Web page and app entries:
◇ ◇ ◇ ◇ ◇

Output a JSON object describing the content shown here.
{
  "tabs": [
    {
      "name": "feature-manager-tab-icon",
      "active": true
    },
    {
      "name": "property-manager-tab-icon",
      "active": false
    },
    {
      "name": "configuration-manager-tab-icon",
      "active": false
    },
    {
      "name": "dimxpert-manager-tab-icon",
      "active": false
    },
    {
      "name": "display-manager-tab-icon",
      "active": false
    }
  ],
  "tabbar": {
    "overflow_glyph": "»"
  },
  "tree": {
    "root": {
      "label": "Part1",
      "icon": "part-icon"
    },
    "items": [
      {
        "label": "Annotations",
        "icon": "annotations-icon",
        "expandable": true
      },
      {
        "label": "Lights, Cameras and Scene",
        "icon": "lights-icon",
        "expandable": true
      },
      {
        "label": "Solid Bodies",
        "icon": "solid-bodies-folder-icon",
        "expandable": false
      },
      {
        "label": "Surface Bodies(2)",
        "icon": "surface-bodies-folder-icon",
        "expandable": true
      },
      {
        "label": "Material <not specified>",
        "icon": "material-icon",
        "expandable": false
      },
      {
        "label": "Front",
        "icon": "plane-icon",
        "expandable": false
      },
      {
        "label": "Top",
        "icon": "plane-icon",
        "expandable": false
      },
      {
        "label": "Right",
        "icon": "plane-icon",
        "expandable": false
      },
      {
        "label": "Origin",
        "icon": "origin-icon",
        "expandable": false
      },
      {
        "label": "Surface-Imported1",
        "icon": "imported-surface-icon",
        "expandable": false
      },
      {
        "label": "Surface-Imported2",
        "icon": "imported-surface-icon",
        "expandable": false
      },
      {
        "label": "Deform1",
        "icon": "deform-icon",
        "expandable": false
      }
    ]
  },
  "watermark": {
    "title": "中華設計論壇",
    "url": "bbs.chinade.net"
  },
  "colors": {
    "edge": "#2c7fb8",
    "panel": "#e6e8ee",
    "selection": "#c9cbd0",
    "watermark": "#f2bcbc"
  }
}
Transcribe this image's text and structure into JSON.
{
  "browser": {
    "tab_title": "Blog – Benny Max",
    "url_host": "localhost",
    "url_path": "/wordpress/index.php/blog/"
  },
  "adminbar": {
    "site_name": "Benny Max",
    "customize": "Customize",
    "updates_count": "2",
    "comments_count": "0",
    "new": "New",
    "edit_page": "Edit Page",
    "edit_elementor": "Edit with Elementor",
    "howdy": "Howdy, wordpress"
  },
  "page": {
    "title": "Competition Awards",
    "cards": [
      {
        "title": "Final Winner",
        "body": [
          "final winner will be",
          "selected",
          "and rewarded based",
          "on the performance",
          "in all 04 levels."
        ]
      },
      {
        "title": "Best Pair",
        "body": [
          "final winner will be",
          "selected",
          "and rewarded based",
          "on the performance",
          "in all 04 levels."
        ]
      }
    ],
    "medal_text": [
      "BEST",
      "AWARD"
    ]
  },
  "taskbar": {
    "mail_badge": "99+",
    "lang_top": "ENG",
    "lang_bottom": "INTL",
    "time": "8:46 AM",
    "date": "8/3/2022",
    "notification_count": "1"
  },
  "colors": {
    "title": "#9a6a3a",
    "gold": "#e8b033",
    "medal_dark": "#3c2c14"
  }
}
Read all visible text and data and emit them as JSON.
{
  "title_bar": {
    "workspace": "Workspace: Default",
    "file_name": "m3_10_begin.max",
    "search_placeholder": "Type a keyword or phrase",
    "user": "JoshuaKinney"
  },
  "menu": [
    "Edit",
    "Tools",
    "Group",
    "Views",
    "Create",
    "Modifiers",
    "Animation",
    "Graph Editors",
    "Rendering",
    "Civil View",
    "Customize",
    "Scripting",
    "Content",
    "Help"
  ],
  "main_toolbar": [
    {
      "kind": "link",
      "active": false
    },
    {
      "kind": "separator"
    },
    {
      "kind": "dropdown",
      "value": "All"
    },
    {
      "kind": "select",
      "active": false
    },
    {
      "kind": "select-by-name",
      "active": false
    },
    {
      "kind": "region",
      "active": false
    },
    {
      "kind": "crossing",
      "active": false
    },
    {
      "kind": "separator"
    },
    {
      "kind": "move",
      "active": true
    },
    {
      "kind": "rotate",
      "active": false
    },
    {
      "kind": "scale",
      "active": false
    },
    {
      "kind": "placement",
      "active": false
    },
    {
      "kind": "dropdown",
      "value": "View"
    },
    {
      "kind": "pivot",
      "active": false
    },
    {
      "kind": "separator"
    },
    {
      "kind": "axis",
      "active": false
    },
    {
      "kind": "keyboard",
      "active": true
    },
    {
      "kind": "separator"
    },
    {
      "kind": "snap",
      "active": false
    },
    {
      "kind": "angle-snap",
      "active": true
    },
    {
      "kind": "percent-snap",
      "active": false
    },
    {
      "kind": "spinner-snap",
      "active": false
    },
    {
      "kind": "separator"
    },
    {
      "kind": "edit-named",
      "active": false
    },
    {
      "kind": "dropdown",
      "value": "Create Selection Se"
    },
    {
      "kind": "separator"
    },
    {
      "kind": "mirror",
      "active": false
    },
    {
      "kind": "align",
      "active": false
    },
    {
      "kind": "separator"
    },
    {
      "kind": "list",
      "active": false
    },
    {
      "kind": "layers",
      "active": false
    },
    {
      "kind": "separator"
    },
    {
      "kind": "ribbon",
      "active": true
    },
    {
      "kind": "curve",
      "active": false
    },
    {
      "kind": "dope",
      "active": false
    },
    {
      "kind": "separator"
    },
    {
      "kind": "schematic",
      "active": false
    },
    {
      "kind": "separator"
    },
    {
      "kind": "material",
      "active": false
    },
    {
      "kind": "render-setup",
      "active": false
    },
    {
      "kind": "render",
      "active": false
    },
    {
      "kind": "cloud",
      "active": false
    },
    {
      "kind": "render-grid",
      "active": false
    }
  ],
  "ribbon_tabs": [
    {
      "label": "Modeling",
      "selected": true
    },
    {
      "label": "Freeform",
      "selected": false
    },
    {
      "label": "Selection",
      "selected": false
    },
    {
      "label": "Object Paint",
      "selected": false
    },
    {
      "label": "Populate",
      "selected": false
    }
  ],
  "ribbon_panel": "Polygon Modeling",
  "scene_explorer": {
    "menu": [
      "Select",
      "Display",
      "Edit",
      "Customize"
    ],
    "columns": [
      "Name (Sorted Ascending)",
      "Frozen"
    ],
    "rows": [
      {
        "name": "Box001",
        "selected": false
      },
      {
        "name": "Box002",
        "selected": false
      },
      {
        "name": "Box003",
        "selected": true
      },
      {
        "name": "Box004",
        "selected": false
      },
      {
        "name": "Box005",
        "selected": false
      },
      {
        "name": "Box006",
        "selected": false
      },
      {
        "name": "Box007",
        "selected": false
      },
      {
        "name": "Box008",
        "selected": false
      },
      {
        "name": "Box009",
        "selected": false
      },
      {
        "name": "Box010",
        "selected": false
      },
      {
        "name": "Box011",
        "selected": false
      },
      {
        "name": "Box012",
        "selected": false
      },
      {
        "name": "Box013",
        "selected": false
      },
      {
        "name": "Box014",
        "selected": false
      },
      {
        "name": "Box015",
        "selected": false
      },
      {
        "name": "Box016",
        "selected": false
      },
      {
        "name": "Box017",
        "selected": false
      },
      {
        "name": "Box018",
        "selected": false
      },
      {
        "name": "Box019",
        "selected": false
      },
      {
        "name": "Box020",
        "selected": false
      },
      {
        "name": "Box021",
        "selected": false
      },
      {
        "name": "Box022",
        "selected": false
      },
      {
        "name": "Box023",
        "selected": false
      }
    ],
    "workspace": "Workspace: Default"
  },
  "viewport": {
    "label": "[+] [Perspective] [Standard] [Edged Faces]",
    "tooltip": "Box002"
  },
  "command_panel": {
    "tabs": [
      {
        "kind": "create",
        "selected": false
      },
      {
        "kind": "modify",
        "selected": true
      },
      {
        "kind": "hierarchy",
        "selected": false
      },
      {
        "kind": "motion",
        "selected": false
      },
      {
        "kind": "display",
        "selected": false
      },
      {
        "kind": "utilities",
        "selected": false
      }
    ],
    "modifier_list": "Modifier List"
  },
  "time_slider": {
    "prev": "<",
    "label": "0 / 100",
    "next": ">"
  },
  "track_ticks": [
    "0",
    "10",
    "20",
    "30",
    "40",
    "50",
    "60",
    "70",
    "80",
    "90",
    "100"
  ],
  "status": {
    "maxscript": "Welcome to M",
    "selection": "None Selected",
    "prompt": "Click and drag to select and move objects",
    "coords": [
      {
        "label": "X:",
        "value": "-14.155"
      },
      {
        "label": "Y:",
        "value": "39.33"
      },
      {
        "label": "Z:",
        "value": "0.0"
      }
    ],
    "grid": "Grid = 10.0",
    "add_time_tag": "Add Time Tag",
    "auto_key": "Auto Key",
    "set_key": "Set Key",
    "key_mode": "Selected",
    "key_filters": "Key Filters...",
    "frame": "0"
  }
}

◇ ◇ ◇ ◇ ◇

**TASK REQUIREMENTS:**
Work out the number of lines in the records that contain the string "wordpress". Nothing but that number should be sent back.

**RESPONSE TO THIS EXERCISE:**
2